AIM OF THE EXERCISE: Give back every record below, character for character.

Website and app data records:
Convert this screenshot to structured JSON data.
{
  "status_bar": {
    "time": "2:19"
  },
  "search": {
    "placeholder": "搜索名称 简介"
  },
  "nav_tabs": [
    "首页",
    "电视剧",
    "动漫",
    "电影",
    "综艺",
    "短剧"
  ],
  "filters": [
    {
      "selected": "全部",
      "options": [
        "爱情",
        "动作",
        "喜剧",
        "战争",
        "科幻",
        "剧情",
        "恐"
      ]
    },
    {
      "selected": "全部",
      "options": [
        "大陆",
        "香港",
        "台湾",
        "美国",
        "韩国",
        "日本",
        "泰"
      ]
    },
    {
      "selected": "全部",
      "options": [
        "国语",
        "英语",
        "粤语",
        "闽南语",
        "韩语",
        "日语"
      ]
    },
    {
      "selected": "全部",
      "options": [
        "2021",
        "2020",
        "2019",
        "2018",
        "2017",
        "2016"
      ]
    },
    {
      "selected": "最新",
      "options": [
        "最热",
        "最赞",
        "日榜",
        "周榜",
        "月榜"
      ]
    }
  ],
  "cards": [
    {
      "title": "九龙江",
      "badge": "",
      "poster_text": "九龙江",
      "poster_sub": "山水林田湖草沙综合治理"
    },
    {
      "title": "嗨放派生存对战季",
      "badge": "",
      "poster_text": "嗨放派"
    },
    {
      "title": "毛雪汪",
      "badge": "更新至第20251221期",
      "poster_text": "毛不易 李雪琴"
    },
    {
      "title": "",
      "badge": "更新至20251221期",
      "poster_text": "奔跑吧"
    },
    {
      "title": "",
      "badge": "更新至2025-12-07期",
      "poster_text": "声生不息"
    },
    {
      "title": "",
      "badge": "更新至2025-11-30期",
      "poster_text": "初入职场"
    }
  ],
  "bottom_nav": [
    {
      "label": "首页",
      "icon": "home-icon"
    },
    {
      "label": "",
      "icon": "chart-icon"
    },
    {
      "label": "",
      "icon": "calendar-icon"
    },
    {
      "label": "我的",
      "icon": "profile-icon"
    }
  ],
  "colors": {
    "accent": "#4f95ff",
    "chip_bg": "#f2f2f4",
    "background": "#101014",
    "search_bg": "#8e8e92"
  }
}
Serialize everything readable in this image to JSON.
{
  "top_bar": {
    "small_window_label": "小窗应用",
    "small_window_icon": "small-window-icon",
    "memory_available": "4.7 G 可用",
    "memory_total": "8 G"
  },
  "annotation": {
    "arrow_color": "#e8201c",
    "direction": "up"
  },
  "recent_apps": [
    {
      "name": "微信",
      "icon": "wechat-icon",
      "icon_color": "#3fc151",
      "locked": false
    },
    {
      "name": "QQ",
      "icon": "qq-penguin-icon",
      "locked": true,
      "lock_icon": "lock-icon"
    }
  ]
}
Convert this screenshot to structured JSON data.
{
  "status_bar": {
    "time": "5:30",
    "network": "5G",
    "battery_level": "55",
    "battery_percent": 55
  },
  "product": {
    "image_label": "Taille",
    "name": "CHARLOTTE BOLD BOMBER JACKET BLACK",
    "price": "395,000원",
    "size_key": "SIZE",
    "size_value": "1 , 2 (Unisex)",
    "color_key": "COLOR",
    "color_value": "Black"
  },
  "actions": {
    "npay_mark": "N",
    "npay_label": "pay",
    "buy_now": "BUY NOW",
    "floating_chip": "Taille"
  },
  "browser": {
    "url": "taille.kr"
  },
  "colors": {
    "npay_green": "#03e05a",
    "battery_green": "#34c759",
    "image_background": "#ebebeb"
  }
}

RESULT OF THIS TASK:
Convert this screenshot to structured JSON data.
{
  "status_bar": {
    "time": "2:19"
  },
  "search": {
    "placeholder": "搜索名称 简介"
  },
  "nav_tabs": [
    "首页",
    "电视剧",
    "动漫",
    "电影",
    "综艺",
    "短剧"
  ],
  "filters": [
    {
      "selected": "全部",
      "options": [
        "爱情",
        "动作",
        "喜剧",
        "战争",
        "科幻",
        "剧情",
        "恐"
      ]
    },
    {
      "selected": "全部",
      "options": [
        "大陆",
        "香港",
        "台湾",
        "美国",
        "韩国",
        "日本",
        "泰"
      ]
    },
    {
      "selected": "全部",
      "options": [
        "国语",
        "英语",
        "粤语",
        "闽南语",
        "韩语",
        "日语"
      ]
    },
    {
      "selected": "全部",
      "options": [
        "2021",
        "2020",
        "2019",
        "2018",
        "2017",
        "2016"
      ]
    },
    {
      "selected": "最新",
      "options": [
        "最热",
        "最赞",
        "日榜",
        "周榜",
        "月榜"
      ]
    }
  ],
  "cards": [
    {
      "title": "九龙江",
      "badge": "",
      "poster_text": "九龙江",
      "poster_sub": "山水林田湖草沙综合治理"
    },
    {
      "title": "嗨放派生存对战季",
      "badge": "",
      "poster_text": "嗨放派"
    },
    {
      "title": "毛雪汪",
      "badge": "更新至第20251221期",
      "poster_text": "毛不易 李雪琴"
    },
    {
      "title": "",
      "badge": "更新至20251221期",
      "poster_text": "奔跑吧"
    },
    {
      "title": "",
      "badge": "更新至2025-12-07期",
      "poster_text": "声生不息"
    },
    {
      "title": "",
      "badge": "更新至2025-11-30期",
      "poster_text": "初入职场"
    }
  ],
  "bottom_nav": [
    {
      "label": "首页",
      "icon": "home-icon"
    },
    {
      "label": "",
      "icon": "chart-icon"
    },
    {
      "label": "",
      "icon": "calendar-icon"
    },
    {
      "label": "我的",
      "icon": "profile-icon"
    }
  ],
  "colors": {
    "accent": "#4f95ff",
    "chip_bg": "#f2f2f4",
    "background": "#101014",
    "search_bg": "#8e8e92"
  }
}
Serialize everything readable in this image to JSON.
{
  "top_bar": {
    "small_window_label": "小窗应用",
    "small_window_icon": "small-window-icon",
    "memory_available": "4.7 G 可用",
    "memory_total": "8 G"
  },
  "annotation": {
    "arrow_color": "#e8201c",
    "direction": "up"
  },
  "recent_apps": [
    {
      "name": "微信",
      "icon": "wechat-icon",
      "icon_color": "#3fc151",
      "locked": false
    },
    {
      "name": "QQ",
      "icon": "qq-penguin-icon",
      "locked": true,
      "lock_icon": "lock-icon"
    }
  ]
}
Convert this screenshot to structured JSON data.
{
  "status_bar": {
    "time": "5:30",
    "network": "5G",
    "battery_level": "55",
    "battery_percent": 55
  },
  "product": {
    "image_label": "Taille",
    "name": "CHARLOTTE BOLD BOMBER JACKET BLACK",
    "price": "395,000원",
    "size_key": "SIZE",
    "size_value": "1 , 2 (Unisex)",
    "color_key": "COLOR",
    "color_value": "Black"
  },
  "actions": {
    "npay_mark": "N",
    "npay_label": "pay",
    "buy_now": "BUY NOW",
    "floating_chip": "Taille"
  },
  "browser": {
    "url": "taille.kr"
  },
  "colors": {
    "npay_green": "#03e05a",
    "battery_green": "#34c759",
    "image_background": "#ebebeb"
  }
}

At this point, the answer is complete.